======== Data records
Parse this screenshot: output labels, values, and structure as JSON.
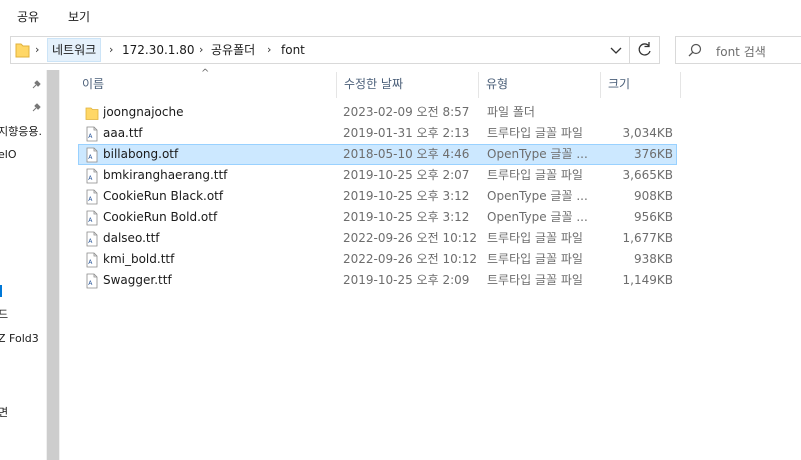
{
  "ribbon": {
    "tab_share": "공유",
    "tab_view": "보기"
  },
  "address": {
    "crumbs": [
      "네트워크",
      "172.30.1.80",
      "공유폴더",
      "font"
    ],
    "dropdown_icon": "chevron-down-icon",
    "refresh_icon": "refresh-icon"
  },
  "search": {
    "placeholder": "font 검색",
    "icon": "search-icon"
  },
  "nav": {
    "items": [
      "지향응용.",
      "elO",
      "드",
      "Z Fold3",
      "면"
    ]
  },
  "columns": {
    "name": "이름",
    "date": "수정한 날짜",
    "type": "유형",
    "size": "크기"
  },
  "files": [
    {
      "name": "joongnajoche",
      "date": "2023-02-09 오전 8:57",
      "type": "파일 폴더",
      "size": "",
      "icon": "folder-icon"
    },
    {
      "name": "aaa.ttf",
      "date": "2019-01-31 오후 2:13",
      "type": "트루타입 글꼴 파일",
      "size": "3,034KB",
      "icon": "font-file-icon"
    },
    {
      "name": "billabong.otf",
      "date": "2018-05-10 오후 4:46",
      "type": "OpenType 글꼴 ...",
      "size": "376KB",
      "icon": "font-file-icon",
      "selected": true
    },
    {
      "name": "bmkiranghaerang.ttf",
      "date": "2019-10-25 오후 2:07",
      "type": "트루타입 글꼴 파일",
      "size": "3,665KB",
      "icon": "font-file-icon"
    },
    {
      "name": "CookieRun Black.otf",
      "date": "2019-10-25 오후 3:12",
      "type": "OpenType 글꼴 ...",
      "size": "908KB",
      "icon": "font-file-icon"
    },
    {
      "name": "CookieRun Bold.otf",
      "date": "2019-10-25 오후 3:12",
      "type": "OpenType 글꼴 ...",
      "size": "956KB",
      "icon": "font-file-icon"
    },
    {
      "name": "dalseo.ttf",
      "date": "2022-09-26 오전 10:12",
      "type": "트루타입 글꼴 파일",
      "size": "1,677KB",
      "icon": "font-file-icon"
    },
    {
      "name": "kmi_bold.ttf",
      "date": "2022-09-26 오전 10:12",
      "type": "트루타입 글꼴 파일",
      "size": "938KB",
      "icon": "font-file-icon"
    },
    {
      "name": "Swagger.ttf",
      "date": "2019-10-25 오후 2:09",
      "type": "트루타입 글꼴 파일",
      "size": "1,149KB",
      "icon": "font-file-icon"
    }
  ],
  "colors": {
    "selection": "#cce8ff",
    "selection_border": "#99d1ff",
    "header_text": "#4c607a",
    "accent": "#0078d7"
  }
}
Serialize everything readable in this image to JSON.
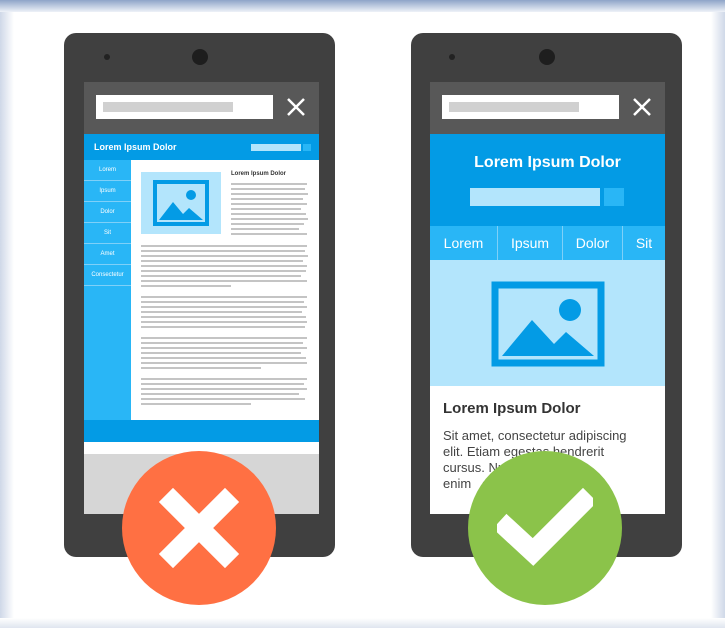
{
  "colors": {
    "phone_body": "#404040",
    "brand_blue": "#039be5",
    "light_blue": "#b3e5fc",
    "mid_blue": "#29b6f6",
    "bad_red": "#ff7043",
    "good_green": "#8bc34a"
  },
  "left_phone": {
    "header_title": "Lorem Ipsum Dolor",
    "nav": [
      "Lorem",
      "Ipsum",
      "Dolor",
      "Sit",
      "Amet",
      "Consectetur"
    ],
    "article_heading": "Lorem Ipsum Dolor",
    "status_icon": "close-icon"
  },
  "right_phone": {
    "header_title": "Lorem Ipsum Dolor",
    "nav": [
      "Lorem",
      "Ipsum",
      "Dolor",
      "Sit"
    ],
    "content_heading": "Lorem Ipsum Dolor",
    "content_lines": [
      "Sit amet, consectetur adipiscing",
      "elit. Etiam egestas hendrerit",
      "cursus. Nulla lectus ac",
      "enim   erat"
    ],
    "status_icon": "check-icon"
  }
}
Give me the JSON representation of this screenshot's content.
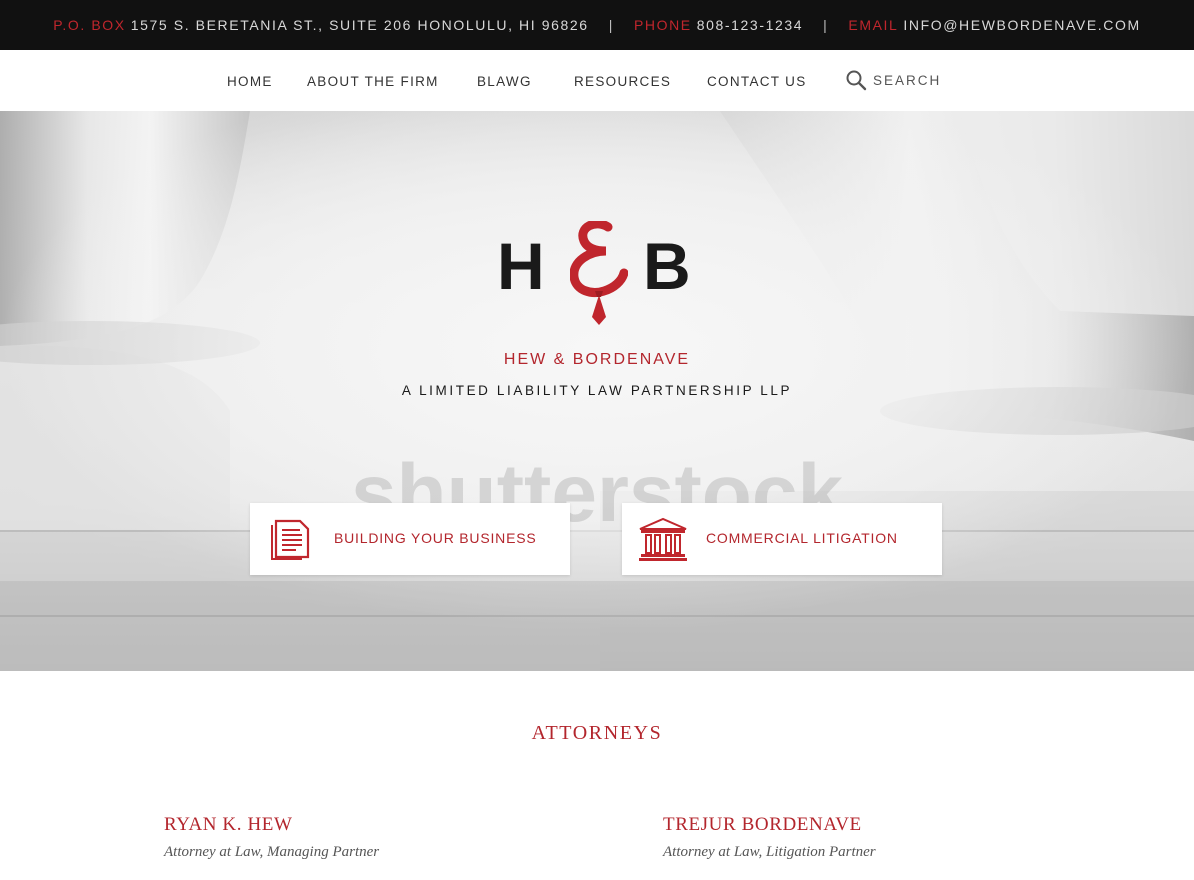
{
  "topbar": {
    "po_box_label": "P.O. BOX",
    "address": "1575 S. BERETANIA ST., SUITE 206 HONOLULU, HI 96826",
    "separator": "|",
    "phone_label": "PHONE",
    "phone": "808-123-1234",
    "email_label": "EMAIL",
    "email": "INFO@HEWBORDENAVE.COM"
  },
  "nav": {
    "items": [
      {
        "label": "HOME"
      },
      {
        "label": "ABOUT THE FIRM"
      },
      {
        "label": "BLAWG"
      },
      {
        "label": "RESOURCES"
      },
      {
        "label": "CONTACT US"
      }
    ],
    "search": {
      "placeholder": "SEARCH",
      "icon": "search-icon"
    }
  },
  "hero": {
    "logo": {
      "letter_left": "H",
      "letter_right": "B",
      "amp_icon": "ampersand-necktie-icon",
      "firm_name": "HEW & BORDENAVE",
      "tagline": "A LIMITED LIABILITY LAW PARTNERSHIP LLP"
    },
    "watermark": "shutterstock",
    "cta": [
      {
        "label": "BUILDING YOUR BUSINESS",
        "icon": "document-icon"
      },
      {
        "label": "COMMERCIAL LITIGATION",
        "icon": "courthouse-icon"
      }
    ]
  },
  "attorneys": {
    "heading": "ATTORNEYS",
    "people": [
      {
        "name": "RYAN K. HEW",
        "title": "Attorney at Law, Managing Partner"
      },
      {
        "name": "TREJUR BORDENAVE",
        "title": "Attorney at Law, Litigation Partner"
      }
    ]
  },
  "colors": {
    "accent_red": "#b3262d",
    "topbar_bg": "#111111",
    "text_dark": "#1a1a1a"
  }
}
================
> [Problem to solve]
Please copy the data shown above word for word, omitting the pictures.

> [Worked solution]
Parse this screenshot: output labels, values, and structure as JSON.
{
  "ribbon": {
    "tab_share": "공유",
    "tab_view": "보기"
  },
  "address": {
    "crumbs": [
      "네트워크",
      "172.30.1.80",
      "공유폴더",
      "font"
    ],
    "dropdown_icon": "chevron-down-icon",
    "refresh_icon": "refresh-icon"
  },
  "search": {
    "placeholder": "font 검색",
    "icon": "search-icon"
  },
  "nav": {
    "items": [
      "지향응용.",
      "elO",
      "드",
      "Z Fold3",
      "면"
    ]
  },
  "columns": {
    "name": "이름",
    "date": "수정한 날짜",
    "type": "유형",
    "size": "크기"
  },
  "files": [
    {
      "name": "joongnajoche",
      "date": "2023-02-09 오전 8:57",
      "type": "파일 폴더",
      "size": "",
      "icon": "folder-icon"
    },
    {
      "name": "aaa.ttf",
      "date": "2019-01-31 오후 2:13",
      "type": "트루타입 글꼴 파일",
      "size": "3,034KB",
      "icon": "font-file-icon"
    },
    {
      "name": "billabong.otf",
      "date": "2018-05-10 오후 4:46",
      "type": "OpenType 글꼴 ...",
      "size": "376KB",
      "icon": "font-file-icon",
      "selected": true
    },
    {
      "name": "bmkiranghaerang.ttf",
      "date": "2019-10-25 오후 2:07",
      "type": "트루타입 글꼴 파일",
      "size": "3,665KB",
      "icon": "font-file-icon"
    },
    {
      "name": "CookieRun Black.otf",
      "date": "2019-10-25 오후 3:12",
      "type": "OpenType 글꼴 ...",
      "size": "908KB",
      "icon": "font-file-icon"
    },
    {
      "name": "CookieRun Bold.otf",
      "date": "2019-10-25 오후 3:12",
      "type": "OpenType 글꼴 ...",
      "size": "956KB",
      "icon": "font-file-icon"
    },
    {
      "name": "dalseo.ttf",
      "date": "2022-09-26 오전 10:12",
      "type": "트루타입 글꼴 파일",
      "size": "1,677KB",
      "icon": "font-file-icon"
    },
    {
      "name": "kmi_bold.ttf",
      "date": "2022-09-26 오전 10:12",
      "type": "트루타입 글꼴 파일",
      "size": "938KB",
      "icon": "font-file-icon"
    },
    {
      "name": "Swagger.ttf",
      "date": "2019-10-25 오후 2:09",
      "type": "트루타입 글꼴 파일",
      "size": "1,149KB",
      "icon": "font-file-icon"
    }
  ],
  "colors": {
    "selection": "#cce8ff",
    "selection_border": "#99d1ff",
    "header_text": "#4c607a",
    "accent": "#0078d7"
  }
}
Serialize everything readable in this image to JSON.
{
  "colors": {
    "phone_body": "#404040",
    "brand_blue": "#039be5",
    "light_blue": "#b3e5fc",
    "mid_blue": "#29b6f6",
    "bad_red": "#ff7043",
    "good_green": "#8bc34a"
  },
  "left_phone": {
    "header_title": "Lorem Ipsum Dolor",
    "nav": [
      "Lorem",
      "Ipsum",
      "Dolor",
      "Sit",
      "Amet",
      "Consectetur"
    ],
    "article_heading": "Lorem Ipsum Dolor",
    "status_icon": "close-icon"
  },
  "right_phone": {
    "header_title": "Lorem Ipsum Dolor",
    "nav": [
      "Lorem",
      "Ipsum",
      "Dolor",
      "Sit"
    ],
    "content_heading": "Lorem Ipsum Dolor",
    "content_lines": [
      "Sit amet, consectetur adipiscing",
      "elit. Etiam egestas hendrerit",
      "cursus. Nulla lectus ac",
      "enim   erat"
    ],
    "status_icon": "check-icon"
  }
}
Give me the JSON representation of this screenshot's content.
{
  "topbar": {
    "po_box_label": "P.O. BOX",
    "address": "1575 S. BERETANIA ST., SUITE 206 HONOLULU, HI 96826",
    "separator": "|",
    "phone_label": "PHONE",
    "phone": "808-123-1234",
    "email_label": "EMAIL",
    "email": "INFO@HEWBORDENAVE.COM"
  },
  "nav": {
    "items": [
      {
        "label": "HOME"
      },
      {
        "label": "ABOUT THE FIRM"
      },
      {
        "label": "BLAWG"
      },
      {
        "label": "RESOURCES"
      },
      {
        "label": "CONTACT US"
      }
    ],
    "search": {
      "placeholder": "SEARCH",
      "icon": "search-icon"
    }
  },
  "hero": {
    "logo": {
      "letter_left": "H",
      "letter_right": "B",
      "amp_icon": "ampersand-necktie-icon",
      "firm_name": "HEW & BORDENAVE",
      "tagline": "A LIMITED LIABILITY LAW PARTNERSHIP LLP"
    },
    "watermark": "shutterstock",
    "cta": [
      {
        "label": "BUILDING YOUR BUSINESS",
        "icon": "document-icon"
      },
      {
        "label": "COMMERCIAL LITIGATION",
        "icon": "courthouse-icon"
      }
    ]
  },
  "attorneys": {
    "heading": "ATTORNEYS",
    "people": [
      {
        "name": "RYAN K. HEW",
        "title": "Attorney at Law, Managing Partner"
      },
      {
        "name": "TREJUR BORDENAVE",
        "title": "Attorney at Law, Litigation Partner"
      }
    ]
  },
  "colors": {
    "accent_red": "#b3262d",
    "topbar_bg": "#111111",
    "text_dark": "#1a1a1a"
  }
}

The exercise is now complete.